What is needed is an exact printout of all the data.

▶

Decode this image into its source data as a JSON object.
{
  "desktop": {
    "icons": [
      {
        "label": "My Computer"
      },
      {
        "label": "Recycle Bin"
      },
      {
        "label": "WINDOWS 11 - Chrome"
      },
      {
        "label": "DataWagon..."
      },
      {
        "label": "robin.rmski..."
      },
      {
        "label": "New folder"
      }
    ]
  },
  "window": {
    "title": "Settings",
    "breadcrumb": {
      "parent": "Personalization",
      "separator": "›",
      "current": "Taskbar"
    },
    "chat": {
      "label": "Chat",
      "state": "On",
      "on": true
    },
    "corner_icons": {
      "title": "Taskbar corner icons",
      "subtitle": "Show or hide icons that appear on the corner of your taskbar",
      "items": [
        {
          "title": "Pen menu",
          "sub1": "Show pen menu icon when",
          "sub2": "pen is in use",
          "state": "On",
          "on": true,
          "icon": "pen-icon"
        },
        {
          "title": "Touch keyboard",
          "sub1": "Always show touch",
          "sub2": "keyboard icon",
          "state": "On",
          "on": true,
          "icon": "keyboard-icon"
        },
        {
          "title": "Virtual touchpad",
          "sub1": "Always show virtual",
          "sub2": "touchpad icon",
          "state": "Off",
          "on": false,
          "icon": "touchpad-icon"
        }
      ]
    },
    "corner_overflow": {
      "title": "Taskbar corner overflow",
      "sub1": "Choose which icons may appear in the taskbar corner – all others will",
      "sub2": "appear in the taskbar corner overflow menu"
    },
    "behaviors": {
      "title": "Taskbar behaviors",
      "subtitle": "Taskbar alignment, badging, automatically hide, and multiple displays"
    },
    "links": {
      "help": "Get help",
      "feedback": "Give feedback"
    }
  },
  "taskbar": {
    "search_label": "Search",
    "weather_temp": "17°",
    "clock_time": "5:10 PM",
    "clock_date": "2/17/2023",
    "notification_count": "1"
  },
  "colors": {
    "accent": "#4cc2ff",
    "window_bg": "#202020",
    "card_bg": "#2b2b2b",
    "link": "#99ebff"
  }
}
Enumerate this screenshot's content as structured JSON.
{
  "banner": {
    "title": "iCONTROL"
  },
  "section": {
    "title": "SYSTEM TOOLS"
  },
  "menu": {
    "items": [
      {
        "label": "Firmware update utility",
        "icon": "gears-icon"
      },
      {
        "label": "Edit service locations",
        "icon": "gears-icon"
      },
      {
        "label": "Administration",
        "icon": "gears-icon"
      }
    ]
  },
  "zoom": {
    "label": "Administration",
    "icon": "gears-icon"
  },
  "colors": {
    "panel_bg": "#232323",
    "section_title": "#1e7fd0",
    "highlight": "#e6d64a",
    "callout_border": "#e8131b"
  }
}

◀

**Result for this task:**
Decode this image into its source data as a JSON object.
{
  "desktop": {
    "icons": [
      {
        "label": "My Computer"
      },
      {
        "label": "Recycle Bin"
      },
      {
        "label": "WINDOWS 11 - Chrome"
      },
      {
        "label": "DataWagon..."
      },
      {
        "label": "robin.rmski..."
      },
      {
        "label": "New folder"
      }
    ]
  },
  "window": {
    "title": "Settings",
    "breadcrumb": {
      "parent": "Personalization",
      "separator": "›",
      "current": "Taskbar"
    },
    "chat": {
      "label": "Chat",
      "state": "On",
      "on": true
    },
    "corner_icons": {
      "title": "Taskbar corner icons",
      "subtitle": "Show or hide icons that appear on the corner of your taskbar",
      "items": [
        {
          "title": "Pen menu",
          "sub1": "Show pen menu icon when",
          "sub2": "pen is in use",
          "state": "On",
          "on": true,
          "icon": "pen-icon"
        },
        {
          "title": "Touch keyboard",
          "sub1": "Always show touch",
          "sub2": "keyboard icon",
          "state": "On",
          "on": true,
          "icon": "keyboard-icon"
        },
        {
          "title": "Virtual touchpad",
          "sub1": "Always show virtual",
          "sub2": "touchpad icon",
          "state": "Off",
          "on": false,
          "icon": "touchpad-icon"
        }
      ]
    },
    "corner_overflow": {
      "title": "Taskbar corner overflow",
      "sub1": "Choose which icons may appear in the taskbar corner – all others will",
      "sub2": "appear in the taskbar corner overflow menu"
    },
    "behaviors": {
      "title": "Taskbar behaviors",
      "subtitle": "Taskbar alignment, badging, automatically hide, and multiple displays"
    },
    "links": {
      "help": "Get help",
      "feedback": "Give feedback"
    }
  },
  "taskbar": {
    "search_label": "Search",
    "weather_temp": "17°",
    "clock_time": "5:10 PM",
    "clock_date": "2/17/2023",
    "notification_count": "1"
  },
  "colors": {
    "accent": "#4cc2ff",
    "window_bg": "#202020",
    "card_bg": "#2b2b2b",
    "link": "#99ebff"
  }
}
Enumerate this screenshot's content as structured JSON.
{
  "banner": {
    "title": "iCONTROL"
  },
  "section": {
    "title": "SYSTEM TOOLS"
  },
  "menu": {
    "items": [
      {
        "label": "Firmware update utility",
        "icon": "gears-icon"
      },
      {
        "label": "Edit service locations",
        "icon": "gears-icon"
      },
      {
        "label": "Administration",
        "icon": "gears-icon"
      }
    ]
  },
  "zoom": {
    "label": "Administration",
    "icon": "gears-icon"
  },
  "colors": {
    "panel_bg": "#232323",
    "section_title": "#1e7fd0",
    "highlight": "#e6d64a",
    "callout_border": "#e8131b"
  }
}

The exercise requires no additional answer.